France Proceeds with Defanged Piracy Law
Paris intends to move ahead with sections of its 'three strikes' law, stripping out its most controversial aspects following a ruling from France's Constitutional Court that the bill contravenes the holiest of French documents, the Declaration of the Rights of Man and Citizen of 1789. Those aspects of the bill not struck down by the court "will be promulgated in the coming days," Agence France Presse is reporting, citing an unnamed government official. The government's aim is to get the new agency envisaged in the bill, the Haute Autorité pour la Diffusion des Œuvres et la Protection des Droits sur Internet (HADOPI), or High Authority on Diffusion of Works of Art and the Protection of the Rights on the Internet ('Hadopi'), up and running as soon as possible while it decides its next move. The law allows the Hadopi agency to cut off the internet access of users found to be repeatedly downloading copyright content without the permission of the owner.
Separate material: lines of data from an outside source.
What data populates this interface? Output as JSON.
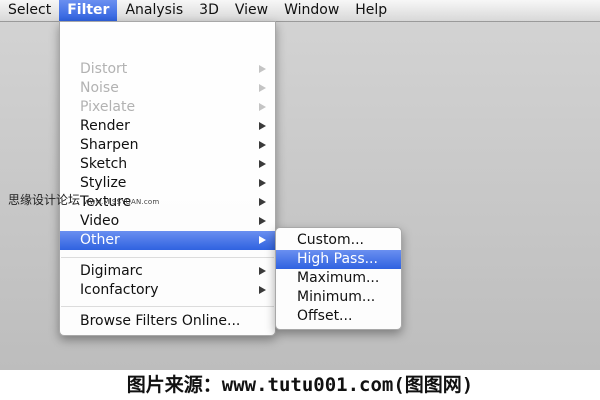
{
  "menubar": {
    "items": [
      "Select",
      "Filter",
      "Analysis",
      "3D",
      "View",
      "Window",
      "Help"
    ],
    "active": "Filter"
  },
  "filter_menu": {
    "items": [
      {
        "label": "Distort",
        "enabled": false,
        "submenu": true
      },
      {
        "label": "Noise",
        "enabled": false,
        "submenu": true
      },
      {
        "label": "Pixelate",
        "enabled": false,
        "submenu": true
      },
      {
        "label": "Render",
        "enabled": true,
        "submenu": true
      },
      {
        "label": "Sharpen",
        "enabled": true,
        "submenu": true
      },
      {
        "label": "Sketch",
        "enabled": true,
        "submenu": true
      },
      {
        "label": "Stylize",
        "enabled": true,
        "submenu": true
      },
      {
        "label": "Texture",
        "enabled": true,
        "submenu": true
      },
      {
        "label": "Video",
        "enabled": true,
        "submenu": true
      },
      {
        "label": "Other",
        "enabled": true,
        "submenu": true,
        "highlighted": true
      },
      {
        "label": "Digimarc",
        "enabled": true,
        "submenu": true
      },
      {
        "label": "Iconfactory",
        "enabled": true,
        "submenu": true
      },
      {
        "label": "Browse Filters Online...",
        "enabled": true,
        "submenu": false
      }
    ]
  },
  "other_submenu": {
    "items": [
      {
        "label": "Custom...",
        "highlighted": false
      },
      {
        "label": "High Pass...",
        "highlighted": true
      },
      {
        "label": "Maximum...",
        "highlighted": false
      },
      {
        "label": "Minimum...",
        "highlighted": false
      },
      {
        "label": "Offset...",
        "highlighted": false
      }
    ]
  },
  "watermark": {
    "text": "思缘设计论坛",
    "url": "www.MISSYUAN.com"
  },
  "caption": "图片来源：www.tutu001.com(图图网)",
  "colors": {
    "highlight": "#2f62e0",
    "disabled_text": "#b2b2b2",
    "background": "#c8c8c8"
  }
}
Internet cut-off would be the 'third strike' after downloaders had first been sent an warning email and then a letter in the post. The agency would still be created, but would only be able to send the warning emails and letters. Late Thursday, French president Nicolas Sarkozy reportedly demanded the presence of senior officials for emergency discussions on how to push forward with the bill after the court's decision. According to record industry officials close to the government, Paris is believed to be considering the creation of special copyright courts to deal specifically with the issue, thus getting around the court's ruling. On Wednesday (10 June), the court ruled that cutting off internet access by the Hadopi agency – without recourse to a court of law – contravened three articles of the Declaration of the Rights of Man, France's fundamental document setting out the rights of French citizens, breaching rights to freedom of expression and the presumption of innocence. The ruling echoes the arguments the European Parliament put forward in its attempt to outlaw the French bill by tacking on an amendment to a package of legislation liberalising the European telecommunications sector. On Thursday, EU telecoms ministers meeting in Luxembourg rejected the package as a whole, despite favouring the entirety of legislation apart from the amendment, which means that the law must now move to a âconciliation' process between the two sides and mediated by the commission. This will begin in the autumn, but the legislation is still not expected to be passed before February. Responding to the court's decision, the European Commission's information society spokesman, Martin Selmayr, said: "We have always said we think that intellectual property rights issues can be settled at national level. We take note of the decision of the Constitutional Council. It confirms that the issue can be settled at national level." "We hope this decision will help to close disputes over the telecoms package," he told reporters in Brussels. The commission has backed the parliament's perspective throughout the legislative process, but decided not to take legal action against France as it did not consider the French bill illegal under EU law. "Not everything that I do not like politically is also illegal," said information society commissioner Viviane Reding at the time. The French Constitutional Court has found differently, eliciting celebrations amongst internet freedom advocates. "It's a great victory for citizens who have shown that they can act together to protect their liberties. The graduated response is finally buried," said Jeremie Zimmerman of La Quadrature du Net, an internet rights pressure group. He was not worried that the government was to move ahead with the creation of the Hadopi agency if it did not have the ability to cut off people's internet access. "It's now just a giant spam machine for the entertainment industry paid for by the taxpayer."